There is one serious shortcoming in
 Stengel's appreciation of the U.S. Constitution. He does not mention the impact of the signing statement, which gives the Chief Executive more leverage in the legal process than the framers would have thought acceptable. The very system of checks and balances is threatened by it; Presidents could become kings in their own right if this practice is not stopped by Congress soon.

Stengel says the framers "gave us the idea that a black person was three-fifths of a human being." The three-fifths compromise was indeed a perverse one, but Stengel's misleading phrase perpetuates a popular misconception: that the delegates to the Constitutional Convention negotiated an agreement to declare those of African descent to be inferior to whites by 40%. The admittedly obscene three-fifths fraction was an arbitrary number meant to indicate not the relative value of slaves but the extent to which the whites who owned them would be rewarded with additional political power. Thus it was those who treated black people as less than human who were pushing the number upward and those whose heirs would help free them who tried to reduce it. Stengel's phrasing implies the opposite.
Glen Jordan Spangler, LAUREL, MD., U.S.

Stengel felt compelled to state the obvious: that the framers of the U.S. Constitution were not gods.
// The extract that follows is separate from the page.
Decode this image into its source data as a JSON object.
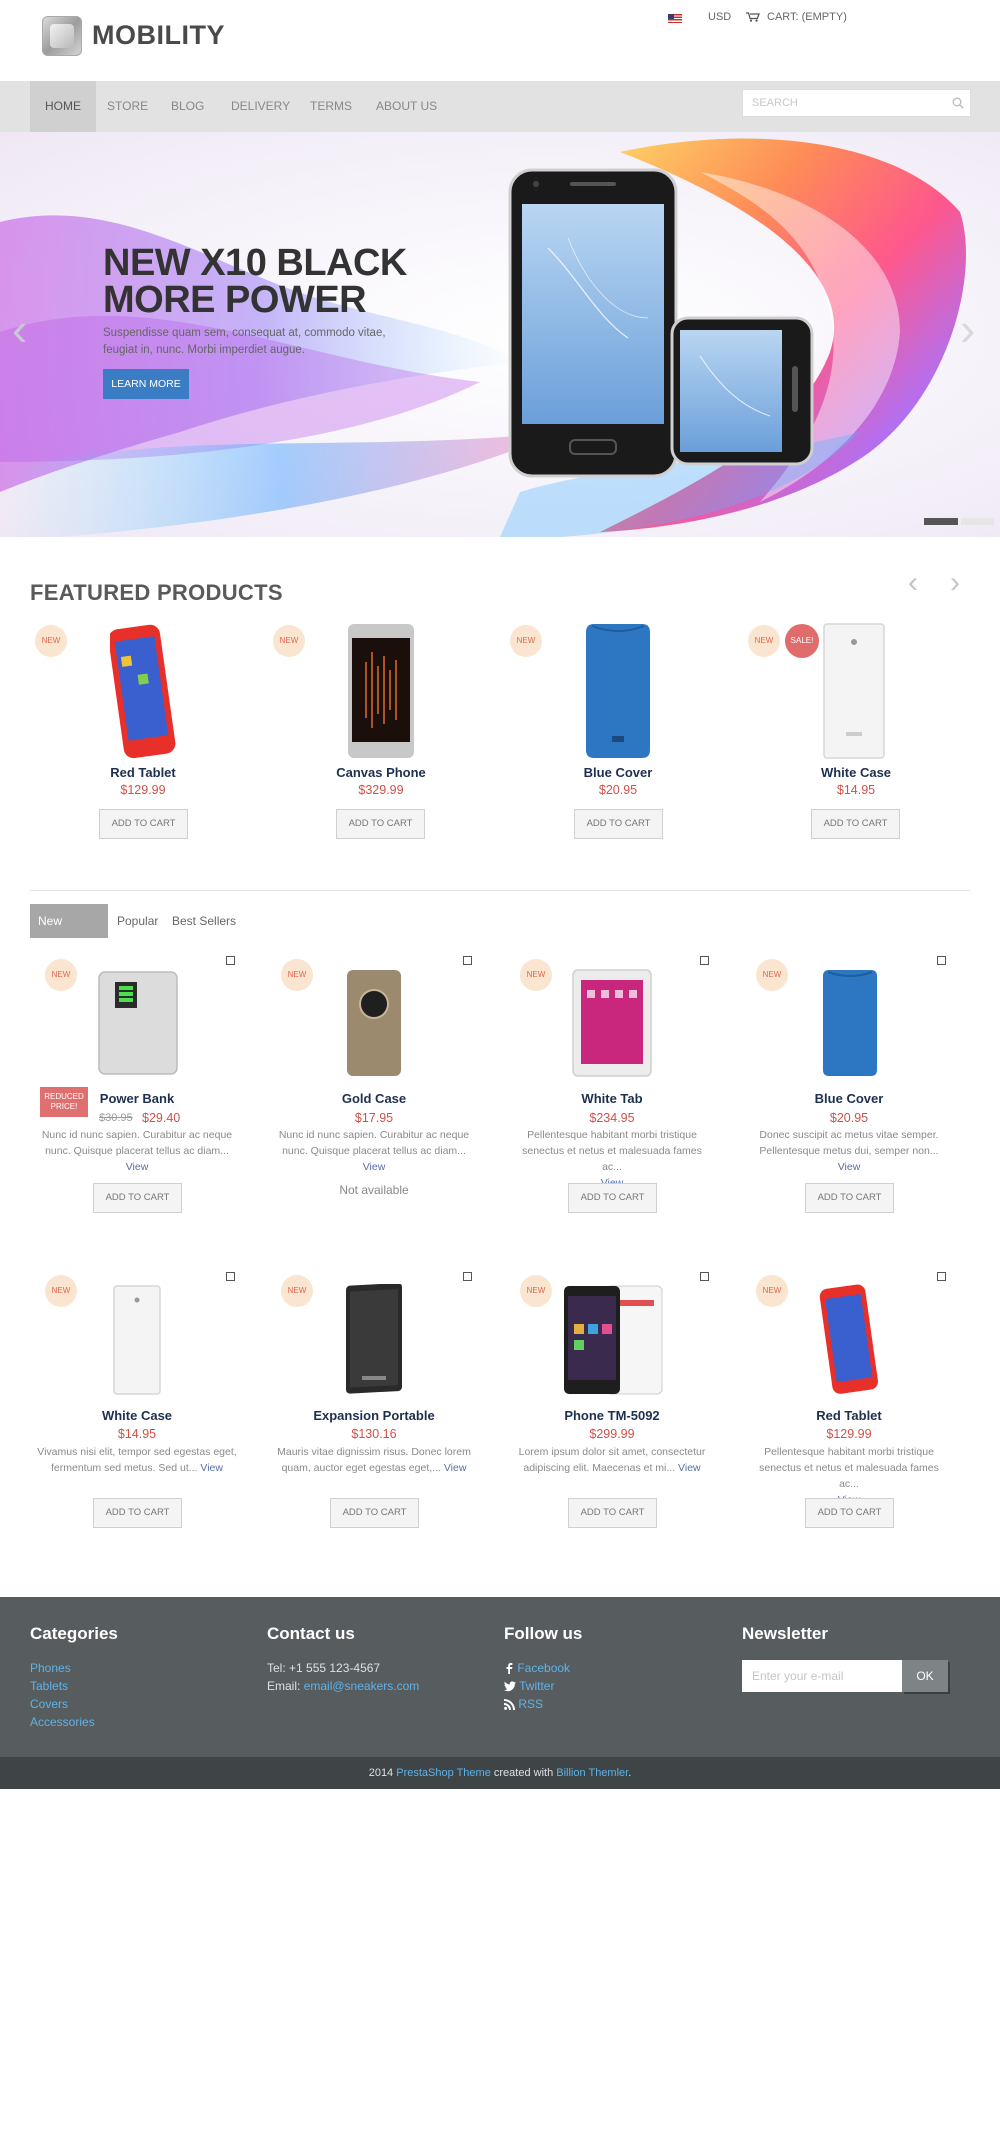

Ironically, however, as with the Koran, Torah and Bible, our Constitution has so many interpretations as to make its essence more a matter of faith than fact. So better does it provide a continuous guiding light to our liberties as well as to its own preservation.
Craig M. Miller, LAKEWOOD, OHIO, U.S.

More Instructions, Please
The simulation of towing icebergs from Greenland to drought-stricken areas shows some — but not all — of the technical problems associated with this concept [Just Thaw and Serve, July 4]. For instance: Will it be possible to tow at greater speed than 1 knot? This seems to be quite marginal; any event could bring the assembly to a standstill. And how will the iceberg be slowed down when it arrives at the point of delivery? Where and how will the iceberg be "parked" upon arrival at the delivery point? How long does it take to thaw under varying weather conditions? Where is the fresh water being stored, given the different supply-and-demand patterns?
John van Schagen, 

The Wright Stuff
Frank Lloyd Wright was neitheR "crazy" nor a "womanizer" as Belinda Luscombe said in her interview with architect Renzo Piano [10 Questions, July 4]. After a 22-year marriage to first wife Catherine, Wright was married to his second love, Mamah Cheney, until her murder. He remained with his final companion, Olgivanna, for over 30 years. Though he was very pleased with himself, as most architects are, no one who knew him or wrote about him has ever said he was crazy.
Jean-Louis Lonné,